May 07, 2020 11:23AM
By Julie Slama
Summit Academy Junior High School students Jackson Hughes and Addie Hoopes played brother-sister Ryan and Sharpay Evans in the school’s performance of “High School Musical, Jr.” in February. (Photo courtesy of Summit Academy)
By Julie Slama | [email protected]
About 50 Summit Academy Junior High students decided they wanted to learn something new – and have fun at the same time.
These students were part of “High School Musical, Jr.” in late February, which not only drew crowds to be entertained in their school auditorium, but also gave them an opportunity to learn about musical theatre, said director Aimee Rohling.

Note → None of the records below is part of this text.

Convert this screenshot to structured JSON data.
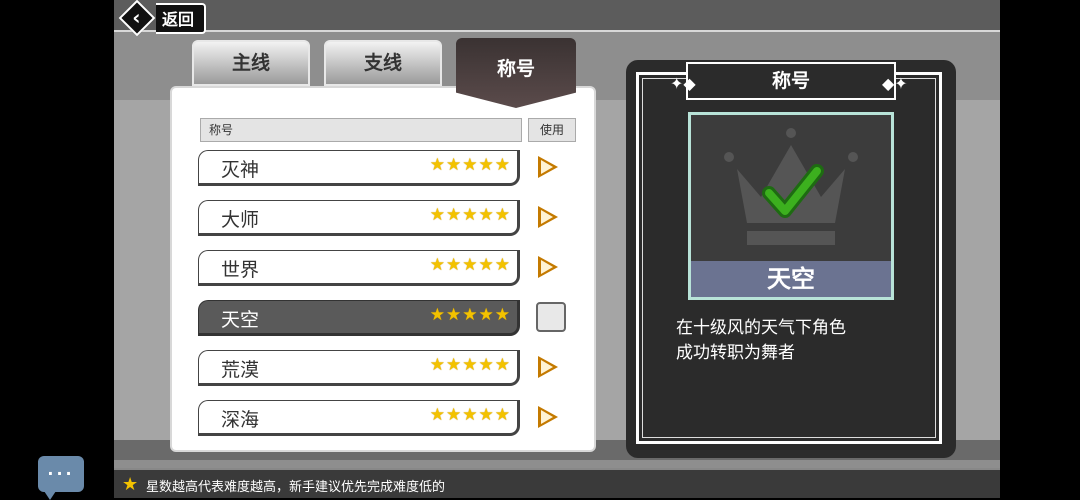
{
  "header": {
    "back_label": "返回"
  },
  "tabs": [
    {
      "label": "主线",
      "active": false
    },
    {
      "label": "支线",
      "active": false
    },
    {
      "label": "称号",
      "active": true
    }
  ],
  "list": {
    "col_title": "称号",
    "col_use": "使用",
    "rows": [
      {
        "label": "灭神",
        "stars": "★★★★★",
        "selected": false
      },
      {
        "label": "大师",
        "stars": "★★★★★",
        "selected": false
      },
      {
        "label": "世界",
        "stars": "★★★★★",
        "selected": false
      },
      {
        "label": "天空",
        "stars": "★★★★★",
        "selected": true
      },
      {
        "label": "荒漠",
        "stars": "★★★★★",
        "selected": false
      },
      {
        "label": "深海",
        "stars": "★★★★★",
        "selected": false
      }
    ]
  },
  "detail": {
    "title": "称号",
    "badge_name": "天空",
    "desc_line1": "在十级风的天气下角色",
    "desc_line2": "成功转职为舞者"
  },
  "footer": {
    "hint": "星数越高代表难度越高，新手建议优先完成难度低的"
  },
  "colors": {
    "star": "#f3c200",
    "badge_frame": "#b8e3d8",
    "check": "#3cb01e"
  }
}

“They really wanted to take it on,” she said. “There’s some tough harmonies and it’s a fast-moving show. The kids worked so hard.”
Although Summit Academy offers six different theater courses, auditions were open for all sixth- through eighth-grade students. After tryouts in mid-October, the cast was announced, including the lead role of Troy Bolton being played by Blake Hullinger and lead role of Gabriella Montez double-cast between Tess Benton and Olivia Hulme.
Other parts include the role of Sharpay Evans double-cast between Willa Grimmer and Addie Hoopes; the role of Ryan Evans played by Jackson Hughes; the role of Taylor McKessie double-cast between Isabella Carmona and Desirae Rodriguez; the role of Chad Danforth performed by Tyler Jordan; the role of Mrs. Darbus double-cast between Hadley Jensen and Lizzie Bodell; and the role of Coach Bolton played by Kayson Seamons.
Three- to five-hour per week rehearsals began in November and continued for the next three to four months.
“These kids have so much to do every day with sports and other things. This way, kids can have a life, a balance to be able to do something cool at their school while doing other things,” Rohling said.
Taking a cue from the main song from the musical, “We’re All in This Together,” their first meeting was reading part of the script and learning some music, but then the students finished reading the script on their own.
“This has been a more independent group of kids. They’ve wanted to learn more. Even a group of them has wanted to help produce the show and have been stage crew when they haven’t been performing on stage,” Rohling said.
In addition, eight students helped with designing the set. Ivan Sonnenberg was the show’s student director.
Some of the costumes they designed and some they borrowed from the production of “High School Musical” at East High, where part of the original Disney film was shot.
“When I first came to Summit 13 years ago, ‘High School Musical’ was huge. It’s funny how it’s come back with its popularity,” she said. “It works well for a large cast and a lot of stage time. The students asked to do it last spring and were really excited about doing it.”
Using some of the Disney-provided ideas for the musical and some of her own, Rohling choreographed numbers and brought in teacher Alan Larson to help students with the music.
Through it all, Rohling said students learned vocabulary, the standard of how to put on a musical, music, creating movement, what characters do when they’re on stage, self-direction, and life skills such as teamwork, active listening, problem-solving, creativity, communication and public speaking.
“They have become a lot more confident,” she said. “It’s pretty amazing to see where they started to where they finished and to see their parents who haven’t seen this side of them before, be so proud of their kids. They’re taking a leap of faith and putting trust into what they’ve learned – and it’s great to see their parents, family, friends and the community come support them.”